### Input material ###

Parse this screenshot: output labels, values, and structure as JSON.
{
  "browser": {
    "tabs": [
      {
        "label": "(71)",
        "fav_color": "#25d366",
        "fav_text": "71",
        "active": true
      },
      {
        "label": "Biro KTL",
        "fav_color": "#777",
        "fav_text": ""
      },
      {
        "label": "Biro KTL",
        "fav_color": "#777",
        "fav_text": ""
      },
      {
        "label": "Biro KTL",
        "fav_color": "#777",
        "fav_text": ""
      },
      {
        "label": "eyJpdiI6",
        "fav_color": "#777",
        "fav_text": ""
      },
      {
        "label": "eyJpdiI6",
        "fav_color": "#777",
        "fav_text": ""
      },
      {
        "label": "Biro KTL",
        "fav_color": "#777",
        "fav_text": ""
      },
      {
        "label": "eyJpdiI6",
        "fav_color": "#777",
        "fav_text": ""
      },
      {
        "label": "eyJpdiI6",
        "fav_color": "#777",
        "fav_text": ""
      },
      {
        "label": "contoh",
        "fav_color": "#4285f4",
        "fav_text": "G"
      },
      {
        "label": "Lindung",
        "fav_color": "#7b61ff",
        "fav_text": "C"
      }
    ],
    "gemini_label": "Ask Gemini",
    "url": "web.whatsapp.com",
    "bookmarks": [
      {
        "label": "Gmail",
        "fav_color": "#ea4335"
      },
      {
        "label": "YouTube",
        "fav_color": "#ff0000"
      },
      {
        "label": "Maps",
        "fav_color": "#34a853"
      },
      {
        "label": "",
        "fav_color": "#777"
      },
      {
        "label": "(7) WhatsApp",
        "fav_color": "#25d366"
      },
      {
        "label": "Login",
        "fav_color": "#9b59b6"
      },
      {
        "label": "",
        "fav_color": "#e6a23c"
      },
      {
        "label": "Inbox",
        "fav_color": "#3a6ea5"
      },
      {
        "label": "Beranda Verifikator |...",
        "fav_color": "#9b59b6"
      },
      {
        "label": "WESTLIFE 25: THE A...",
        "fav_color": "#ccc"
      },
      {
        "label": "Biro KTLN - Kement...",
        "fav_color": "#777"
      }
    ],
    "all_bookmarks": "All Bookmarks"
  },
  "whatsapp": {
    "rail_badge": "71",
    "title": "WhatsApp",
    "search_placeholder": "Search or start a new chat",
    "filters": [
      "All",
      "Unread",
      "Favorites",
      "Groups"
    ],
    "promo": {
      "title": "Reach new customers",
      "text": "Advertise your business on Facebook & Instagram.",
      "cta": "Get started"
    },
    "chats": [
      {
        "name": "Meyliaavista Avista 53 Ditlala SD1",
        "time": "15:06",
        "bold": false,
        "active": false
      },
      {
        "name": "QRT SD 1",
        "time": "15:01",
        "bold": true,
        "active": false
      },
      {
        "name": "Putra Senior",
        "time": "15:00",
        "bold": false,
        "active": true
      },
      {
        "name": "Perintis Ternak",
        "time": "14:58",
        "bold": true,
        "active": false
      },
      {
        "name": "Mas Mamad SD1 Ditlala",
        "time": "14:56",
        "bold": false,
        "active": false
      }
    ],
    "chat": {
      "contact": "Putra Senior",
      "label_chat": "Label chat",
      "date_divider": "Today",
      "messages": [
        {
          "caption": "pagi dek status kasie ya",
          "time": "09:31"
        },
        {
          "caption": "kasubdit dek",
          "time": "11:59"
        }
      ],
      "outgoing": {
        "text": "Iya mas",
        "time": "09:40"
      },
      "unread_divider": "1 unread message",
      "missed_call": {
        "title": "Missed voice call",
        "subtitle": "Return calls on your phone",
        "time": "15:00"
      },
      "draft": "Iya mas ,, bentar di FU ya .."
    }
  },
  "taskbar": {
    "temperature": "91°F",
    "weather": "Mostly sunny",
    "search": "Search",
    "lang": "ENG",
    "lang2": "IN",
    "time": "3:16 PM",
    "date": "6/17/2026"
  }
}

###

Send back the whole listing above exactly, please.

Solution to this problem
Parse this screenshot: output labels, values, and structure as JSON.
{
  "browser": {
    "tabs": [
      {
        "label": "(71)",
        "fav_color": "#25d366",
        "fav_text": "71",
        "active": true
      },
      {
        "label": "Biro KTL",
        "fav_color": "#777",
        "fav_text": ""
      },
      {
        "label": "Biro KTL",
        "fav_color": "#777",
        "fav_text": ""
      },
      {
        "label": "Biro KTL",
        "fav_color": "#777",
        "fav_text": ""
      },
      {
        "label": "eyJpdiI6",
        "fav_color": "#777",
        "fav_text": ""
      },
      {
        "label": "eyJpdiI6",
        "fav_color": "#777",
        "fav_text": ""
      },
      {
        "label": "Biro KTL",
        "fav_color": "#777",
        "fav_text": ""
      },
      {
        "label": "eyJpdiI6",
        "fav_color": "#777",
        "fav_text": ""
      },
      {
        "label": "eyJpdiI6",
        "fav_color": "#777",
        "fav_text": ""
      },
      {
        "label": "contoh",
        "fav_color": "#4285f4",
        "fav_text": "G"
      },
      {
        "label": "Lindung",
        "fav_color": "#7b61ff",
        "fav_text": "C"
      }
    ],
    "gemini_label": "Ask Gemini",
    "url": "web.whatsapp.com",
    "bookmarks": [
      {
        "label": "Gmail",
        "fav_color": "#ea4335"
      },
      {
        "label": "YouTube",
        "fav_color": "#ff0000"
      },
      {
        "label": "Maps",
        "fav_color": "#34a853"
      },
      {
        "label": "",
        "fav_color": "#777"
      },
      {
        "label": "(7) WhatsApp",
        "fav_color": "#25d366"
      },
      {
        "label": "Login",
        "fav_color": "#9b59b6"
      },
      {
        "label": "",
        "fav_color": "#e6a23c"
      },
      {
        "label": "Inbox",
        "fav_color": "#3a6ea5"
      },
      {
        "label": "Beranda Verifikator |...",
        "fav_color": "#9b59b6"
      },
      {
        "label": "WESTLIFE 25: THE A...",
        "fav_color": "#ccc"
      },
      {
        "label": "Biro KTLN - Kement...",
        "fav_color": "#777"
      }
    ],
    "all_bookmarks": "All Bookmarks"
  },
  "whatsapp": {
    "rail_badge": "71",
    "title": "WhatsApp",
    "search_placeholder": "Search or start a new chat",
    "filters": [
      "All",
      "Unread",
      "Favorites",
      "Groups"
    ],
    "promo": {
      "title": "Reach new customers",
      "text": "Advertise your business on Facebook & Instagram.",
      "cta": "Get started"
    },
    "chats": [
      {
        "name": "Meyliaavista Avista 53 Ditlala SD1",
        "time": "15:06",
        "bold": false,
        "active": false
      },
      {
        "name": "QRT SD 1",
        "time": "15:01",
        "bold": true,
        "active": false
      },
      {
        "name": "Putra Senior",
        "time": "15:00",
        "bold": false,
        "active": true
      },
      {
        "name": "Perintis Ternak",
        "time": "14:58",
        "bold": true,
        "active": false
      },
      {
        "name": "Mas Mamad SD1 Ditlala",
        "time": "14:56",
        "bold": false,
        "active": false
      }
    ],
    "chat": {
      "contact": "Putra Senior",
      "label_chat": "Label chat",
      "date_divider": "Today",
      "messages": [
        {
          "caption": "pagi dek status kasie ya",
          "time": "09:31"
        },
        {
          "caption": "kasubdit dek",
          "time": "11:59"
        }
      ],
      "outgoing": {
        "text": "Iya mas",
        "time": "09:40"
      },
      "unread_divider": "1 unread message",
      "missed_call": {
        "title": "Missed voice call",
        "subtitle": "Return calls on your phone",
        "time": "15:00"
      },
      "draft": "Iya mas ,, bentar di FU ya .."
    }
  },
  "taskbar": {
    "temperature": "91°F",
    "weather": "Mostly sunny",
    "search": "Search",
    "lang": "ENG",
    "lang2": "IN",
    "time": "3:16 PM",
    "date": "6/17/2026"
  }
}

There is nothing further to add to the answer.